Smith Ironworks, Inc. v. Torrey Co., Inc., Not Reported in N.E.3d (2014), is the only Massachusetts case to discuss the Prompt Pay Act at any length. Even so, it is an arbitration decision as discussed in Smith, and not the Court itself, that provides the limited interpretation of the Act. In Smith, the subcontractor applied for payment from the contractor for work provided on a private project. Disputes as to the actual amount owed existed, however, rather than actively reject the request for payment, the contractor did not respond at all. Pursuant to the terms of the Prompt Pay Act the request for payment was deemed approved after the statutorily prescribed time passed without formal rejection. The parties submitted to voluntary arbitration and an arbitrator found that the contractor was liable to the subcontractor for the amounts submitted, plus interest, as the contractor failed to properly respond to the request for payment as prescribed by the Prompt Pay Act. The contractor was deemed liable even though it had not been paid in full by the owner.

To reiterate, while Smith details an outcome favorable to a subcontractor by application of the Prompt Pay Act, that outcome is not of true precedential value. Questions remain as to the effectiveness of the Prompt Pay Act. Specifically, questions regarding the true parameters and enforceability of payment timelines and the exact remedy for non-compliance. Thus, subcontractors should keep an eye towards the development of the law in this area and strive to understand how the Prompt Pay Act may apply to various projects. If you have any questions about payment issues on public construction projects you should contact a Massachusetts construction lawyer.

Understanding the Limitations of Chapter 93A – Pursuing Litigation Is Not Unfair or Deceptive

By on February 26, 2017

Companies operating or conducting business in Massachusetts are aware of an all-too-familiar statute, Massachusetts General Laws Chapter 93A. This statute provides individual consumers and businesses a right to bring legal action if they are harmed by an unfair business practice.
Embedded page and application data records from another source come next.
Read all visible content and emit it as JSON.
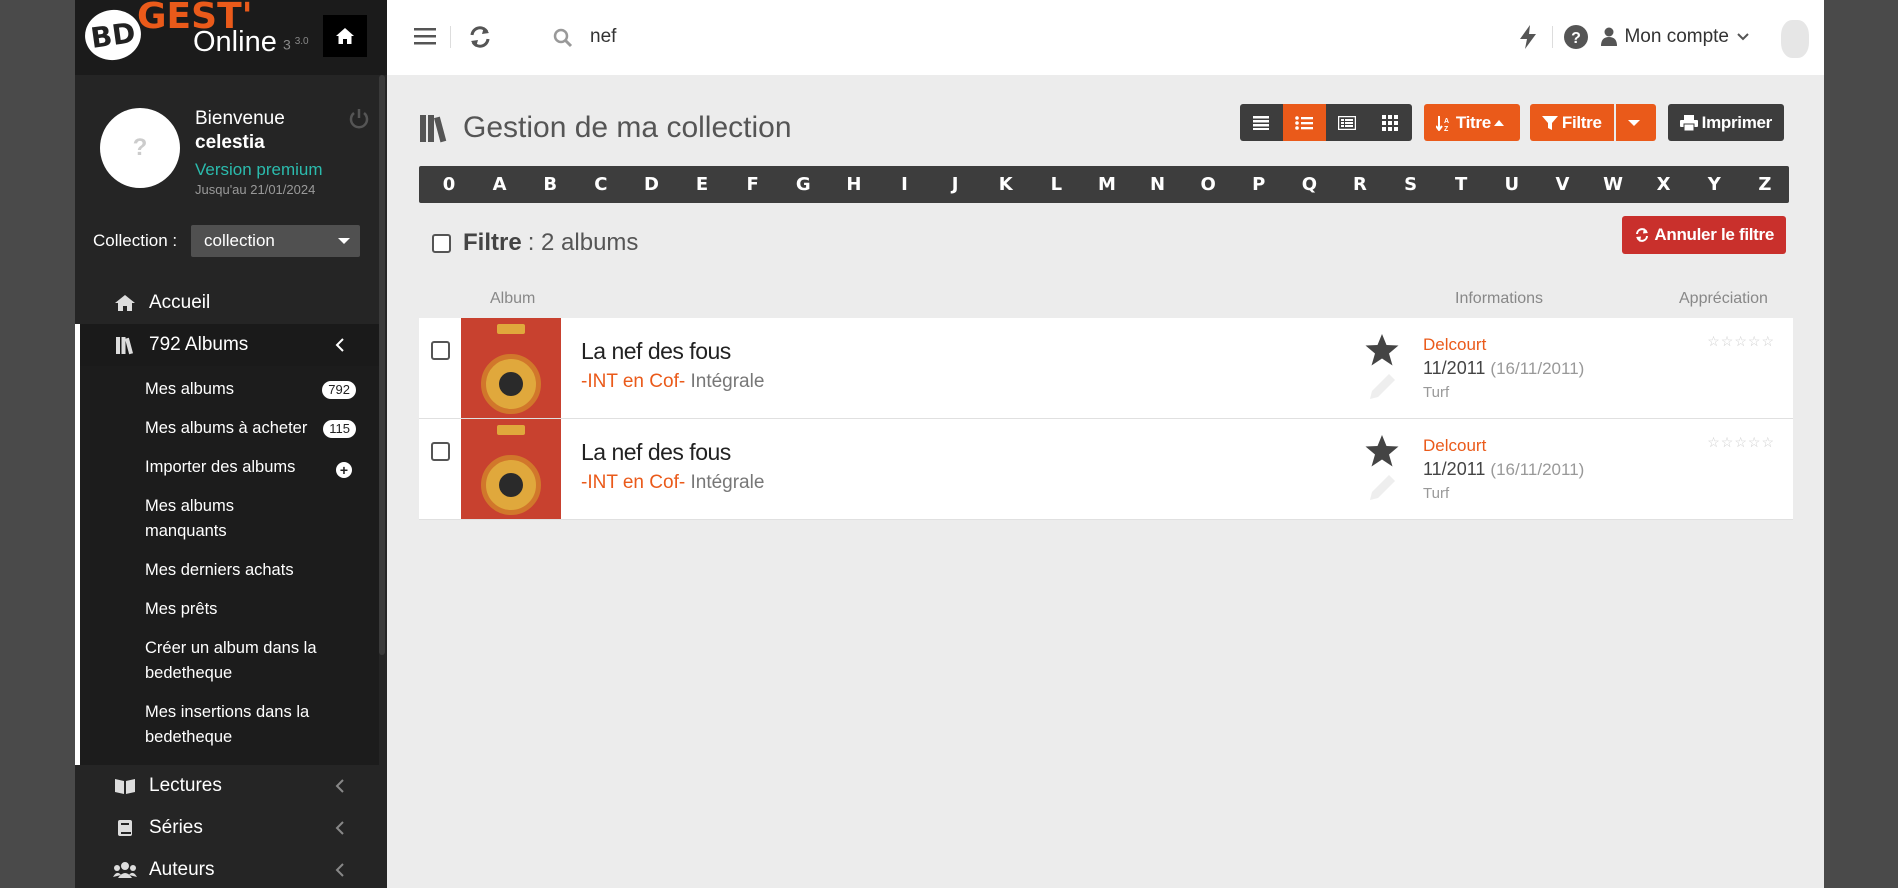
{
  "logo": {
    "bd": "BD",
    "gest": "GEST'",
    "online": "Online",
    "version": "3",
    "version_minor": "3.0"
  },
  "user": {
    "welcome": "Bienvenue",
    "name": "celestia",
    "plan": "Version premium",
    "until": "Jusqu'au 21/01/2024",
    "avatar": "?"
  },
  "collection": {
    "label": "Collection :",
    "value": "collection"
  },
  "nav": {
    "home": "Accueil",
    "albums": "792 Albums",
    "sub": [
      {
        "label": "Mes albums",
        "badge": "792"
      },
      {
        "label": "Mes albums à acheter",
        "badge": "115"
      },
      {
        "label": "Importer des albums",
        "badge": "+"
      },
      {
        "label": "Mes albums manquants"
      },
      {
        "label": "Mes derniers achats"
      },
      {
        "label": "Mes prêts"
      },
      {
        "label": "Créer un album dans la bedetheque"
      },
      {
        "label": "Mes insertions dans la bedetheque"
      }
    ],
    "lectures": "Lectures",
    "series": "Séries",
    "auteurs": "Auteurs"
  },
  "topbar": {
    "search_value": "nef",
    "account": "Mon compte"
  },
  "page": {
    "title": "Gestion de ma collection"
  },
  "toolbar": {
    "sort": "Titre",
    "filter": "Filtre",
    "print": "Imprimer",
    "cancel_filter": "Annuler le filtre"
  },
  "alphabet": [
    "0",
    "A",
    "B",
    "C",
    "D",
    "E",
    "F",
    "G",
    "H",
    "I",
    "J",
    "K",
    "L",
    "M",
    "N",
    "O",
    "P",
    "Q",
    "R",
    "S",
    "T",
    "U",
    "V",
    "W",
    "X",
    "Y",
    "Z"
  ],
  "filter": {
    "label": "Filtre",
    "count": ": 2 albums"
  },
  "columns": {
    "album": "Album",
    "info": "Informations",
    "rating": "Appréciation"
  },
  "albums": [
    {
      "title": "La nef des fous",
      "serie": "-INT en Cof-",
      "type": "Intégrale",
      "publisher": "Delcourt",
      "date": "11/2011",
      "date2": "(16/11/2011)",
      "collection": "Turf",
      "rating": "☆☆☆☆☆"
    },
    {
      "title": "La nef des fous",
      "serie": "-INT en Cof-",
      "type": "Intégrale",
      "publisher": "Delcourt",
      "date": "11/2011",
      "date2": "(16/11/2011)",
      "collection": "Turf",
      "rating": "☆☆☆☆☆"
    }
  ],
  "colors": {
    "accent": "#ea5a1a",
    "danger": "#c9302c",
    "dark": "#3d3d3d",
    "premium": "#2bbbad"
  }
}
The statute eloquently, although perhaps ambiguously, states that a violation shall exist when a company commits an “unfair or deceptive act or practice, or unfair method of competition,” against another who is engaged in commerce within the Commonwealth.  Violations can cover a litany of topics, such as a company that unfairly demands more money to complete its contract obligations after having already executed the contract (Anthony’s Pier Four, Inc. v. HBC Associates, 411 Mass. 451), or where insurance providers fail to offer a fair and equitable settlement amount within the required time period (Rhodes v. AIG Domestic Claims, Inc., 461 Mass. 486), or against landlords who fail to provide habitable units to their residential tenants (Haddad v. Gonzalez, 410 Mass. 855).  Although Chapter 93A is far-reaching, it does have its limitations.

Recently, Strang Scott attorneys Cole Young and Jennifer Lynn argued to the Massachusetts Appeals Court that litigation tactics alone are not unfair or deceptive acts or practices, such that they violate Chapter 93A.  Agreeing, the Appeals Court held that demanding payment under a contract, filing suit, and continuing to litigate a claim over a disputed amount is a simple contract dispute and nothing more. Aggregate Industries ­– Northeast Region, Inc. v. Hugo Key & Sons, Inc., 90 Mass.App.Ct. 146 (2016).   Said another way, the Appeals Court held that plaintiffs should not be punished for deciding to litigate, rather than accepting a lower settlement amount.  The Appeals Court went on to hold that the unfair or deceptive practice must arise from an independent act of trade or commerce, “not tangentially from litigation concerning that conduct.” 

The precedent of this case will be far-reaching and provides security to companies and businesses who choose to file suit, as opposed to being forced into settlement for fear of committing an “unfair” act.  Because the breadth of Chapter 93A can be complicated and nuanced, potential litigants should speak with an experienced Massachusetts litigator.